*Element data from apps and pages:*
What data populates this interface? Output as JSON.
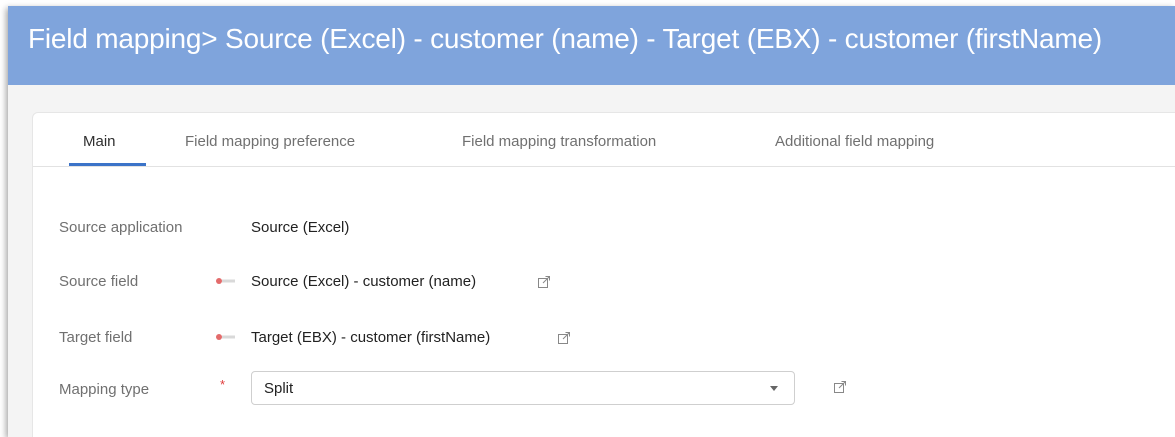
{
  "header": {
    "title": "Field mapping> Source (Excel) - customer (name) - Target (EBX) - customer (firstName)"
  },
  "tabs": [
    {
      "label": "Main",
      "active": true
    },
    {
      "label": "Field mapping preference",
      "active": false
    },
    {
      "label": "Field mapping transformation",
      "active": false
    },
    {
      "label": "Additional field mapping",
      "active": false
    }
  ],
  "form": {
    "source_application": {
      "label": "Source application",
      "value": "Source (Excel)"
    },
    "source_field": {
      "label": "Source field",
      "value": "Source (Excel) - customer (name)",
      "icon": "link-icon"
    },
    "target_field": {
      "label": "Target field",
      "value": "Target (EBX) - customer (firstName)",
      "icon": "link-icon"
    },
    "mapping_type": {
      "label": "Mapping type",
      "required_marker": "*",
      "value": "Split"
    }
  },
  "colors": {
    "header_bg": "#7fa4dc",
    "tab_accent": "#3b73c8",
    "required": "#e03a3a"
  }
}
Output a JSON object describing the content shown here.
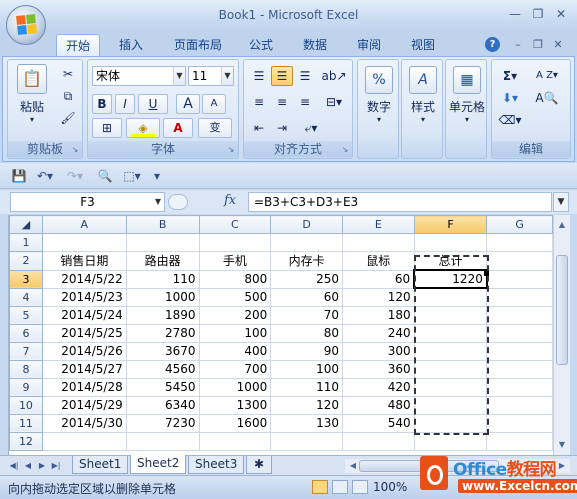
{
  "window": {
    "title": "Book1 - Microsoft Excel",
    "controls": [
      "—",
      "❐",
      "✕"
    ]
  },
  "ribbon_tabs": [
    "开始",
    "插入",
    "页面布局",
    "公式",
    "数据",
    "审阅",
    "视图"
  ],
  "ribbon_right": {
    "help": "?",
    "minimize": "–",
    "restore": "❐",
    "close": "✕"
  },
  "groups": {
    "clipboard": {
      "label": "剪贴板",
      "paste": "粘贴"
    },
    "font": {
      "label": "字体",
      "font_name": "宋体",
      "font_size": "11",
      "bold": "B",
      "italic": "I",
      "underline": "U",
      "grow": "A",
      "shrink": "A",
      "color_a": "A",
      "wen": "变"
    },
    "alignment": {
      "label": "对齐方式"
    },
    "number": {
      "label": "数字",
      "icon": "%"
    },
    "styles": {
      "label": "样式",
      "icon": "A"
    },
    "cells": {
      "label": "单元格"
    },
    "editing": {
      "label": "编辑",
      "sum": "Σ",
      "sort": "A Z",
      "find": "A"
    }
  },
  "formula_bar": {
    "name_box": "F3",
    "fx": "fx",
    "formula": "=B3+C3+D3+E3"
  },
  "columns": [
    "A",
    "B",
    "C",
    "D",
    "E",
    "F",
    "G"
  ],
  "selected_column": "F",
  "selected_row": "3",
  "rows": [
    {
      "n": "1",
      "cells": [
        "",
        "",
        "",
        "",
        "",
        "",
        ""
      ]
    },
    {
      "n": "2",
      "cells": [
        "销售日期",
        "路由器",
        "手机",
        "内存卡",
        "鼠标",
        "总计",
        ""
      ]
    },
    {
      "n": "3",
      "cells": [
        "2014/5/22",
        "110",
        "800",
        "250",
        "60",
        "1220",
        ""
      ]
    },
    {
      "n": "4",
      "cells": [
        "2014/5/23",
        "1000",
        "500",
        "60",
        "120",
        "",
        ""
      ]
    },
    {
      "n": "5",
      "cells": [
        "2014/5/24",
        "1890",
        "200",
        "70",
        "180",
        "",
        ""
      ]
    },
    {
      "n": "6",
      "cells": [
        "2014/5/25",
        "2780",
        "100",
        "80",
        "240",
        "",
        ""
      ]
    },
    {
      "n": "7",
      "cells": [
        "2014/5/26",
        "3670",
        "400",
        "90",
        "300",
        "",
        ""
      ]
    },
    {
      "n": "8",
      "cells": [
        "2014/5/27",
        "4560",
        "700",
        "100",
        "360",
        "",
        ""
      ]
    },
    {
      "n": "9",
      "cells": [
        "2014/5/28",
        "5450",
        "1000",
        "110",
        "420",
        "",
        ""
      ]
    },
    {
      "n": "10",
      "cells": [
        "2014/5/29",
        "6340",
        "1300",
        "120",
        "480",
        "",
        ""
      ]
    },
    {
      "n": "11",
      "cells": [
        "2014/5/30",
        "7230",
        "1600",
        "130",
        "540",
        "",
        ""
      ]
    },
    {
      "n": "12",
      "cells": [
        "",
        "",
        "",
        "",
        "",
        "",
        ""
      ]
    }
  ],
  "sheets": [
    "Sheet1",
    "Sheet2",
    "Sheet3"
  ],
  "active_sheet": "Sheet2",
  "status": {
    "message": "向内拖动选定区域以删除单元格",
    "zoom": "100%"
  },
  "watermark": {
    "line1_a": "Office",
    "line1_b": "教程网",
    "line2": "www.Excelcn.com"
  }
}
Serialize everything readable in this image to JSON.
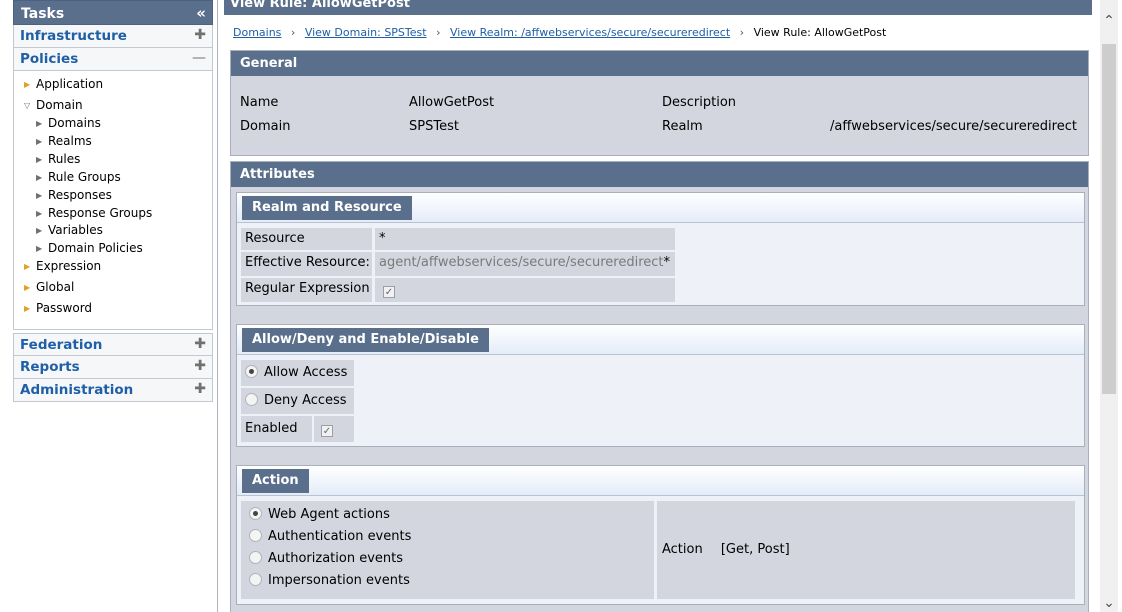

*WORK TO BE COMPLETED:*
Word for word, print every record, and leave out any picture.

*WRITTEN RESPONSE:*
What data populates this interface? Output as JSON.
{
  "header": {
    "title": "Field mapping> Source (Excel) - customer (name) - Target (EBX) - customer (firstName)"
  },
  "tabs": [
    {
      "label": "Main",
      "active": true
    },
    {
      "label": "Field mapping preference",
      "active": false
    },
    {
      "label": "Field mapping transformation",
      "active": false
    },
    {
      "label": "Additional field mapping",
      "active": false
    }
  ],
  "form": {
    "source_application": {
      "label": "Source application",
      "value": "Source (Excel)"
    },
    "source_field": {
      "label": "Source field",
      "value": "Source (Excel) - customer (name)",
      "icon": "link-icon"
    },
    "target_field": {
      "label": "Target field",
      "value": "Target (EBX) - customer (firstName)",
      "icon": "link-icon"
    },
    "mapping_type": {
      "label": "Mapping type",
      "required_marker": "*",
      "value": "Split"
    }
  },
  "colors": {
    "header_bg": "#7fa4dc",
    "tab_accent": "#3b73c8",
    "required": "#e03a3a"
  }
}
Output a JSON object describing the content shown here.
{
  "window": {
    "title": "Book1 - Microsoft Excel",
    "controls": [
      "—",
      "❐",
      "✕"
    ]
  },
  "ribbon_tabs": [
    "开始",
    "插入",
    "页面布局",
    "公式",
    "数据",
    "审阅",
    "视图"
  ],
  "ribbon_right": {
    "help": "?",
    "minimize": "–",
    "restore": "❐",
    "close": "✕"
  },
  "groups": {
    "clipboard": {
      "label": "剪贴板",
      "paste": "粘贴"
    },
    "font": {
      "label": "字体",
      "font_name": "宋体",
      "font_size": "11",
      "bold": "B",
      "italic": "I",
      "underline": "U",
      "grow": "A",
      "shrink": "A",
      "color_a": "A",
      "wen": "变"
    },
    "alignment": {
      "label": "对齐方式"
    },
    "number": {
      "label": "数字",
      "icon": "%"
    },
    "styles": {
      "label": "样式",
      "icon": "A"
    },
    "cells": {
      "label": "单元格"
    },
    "editing": {
      "label": "编辑",
      "sum": "Σ",
      "sort": "A Z",
      "find": "A"
    }
  },
  "formula_bar": {
    "name_box": "F3",
    "fx": "fx",
    "formula": "=B3+C3+D3+E3"
  },
  "columns": [
    "A",
    "B",
    "C",
    "D",
    "E",
    "F",
    "G"
  ],
  "selected_column": "F",
  "selected_row": "3",
  "rows": [
    {
      "n": "1",
      "cells": [
        "",
        "",
        "",
        "",
        "",
        "",
        ""
      ]
    },
    {
      "n": "2",
      "cells": [
        "销售日期",
        "路由器",
        "手机",
        "内存卡",
        "鼠标",
        "总计",
        ""
      ]
    },
    {
      "n": "3",
      "cells": [
        "2014/5/22",
        "110",
        "800",
        "250",
        "60",
        "1220",
        ""
      ]
    },
    {
      "n": "4",
      "cells": [
        "2014/5/23",
        "1000",
        "500",
        "60",
        "120",
        "",
        ""
      ]
    },
    {
      "n": "5",
      "cells": [
        "2014/5/24",
        "1890",
        "200",
        "70",
        "180",
        "",
        ""
      ]
    },
    {
      "n": "6",
      "cells": [
        "2014/5/25",
        "2780",
        "100",
        "80",
        "240",
        "",
        ""
      ]
    },
    {
      "n": "7",
      "cells": [
        "2014/5/26",
        "3670",
        "400",
        "90",
        "300",
        "",
        ""
      ]
    },
    {
      "n": "8",
      "cells": [
        "2014/5/27",
        "4560",
        "700",
        "100",
        "360",
        "",
        ""
      ]
    },
    {
      "n": "9",
      "cells": [
        "2014/5/28",
        "5450",
        "1000",
        "110",
        "420",
        "",
        ""
      ]
    },
    {
      "n": "10",
      "cells": [
        "2014/5/29",
        "6340",
        "1300",
        "120",
        "480",
        "",
        ""
      ]
    },
    {
      "n": "11",
      "cells": [
        "2014/5/30",
        "7230",
        "1600",
        "130",
        "540",
        "",
        ""
      ]
    },
    {
      "n": "12",
      "cells": [
        "",
        "",
        "",
        "",
        "",
        "",
        ""
      ]
    }
  ],
  "sheets": [
    "Sheet1",
    "Sheet2",
    "Sheet3"
  ],
  "active_sheet": "Sheet2",
  "status": {
    "message": "向内拖动选定区域以删除单元格",
    "zoom": "100%"
  },
  "watermark": {
    "line1_a": "Office",
    "line1_b": "教程网",
    "line2": "www.Excelcn.com"
  }
}
Serialize everything readable in this image to JSON.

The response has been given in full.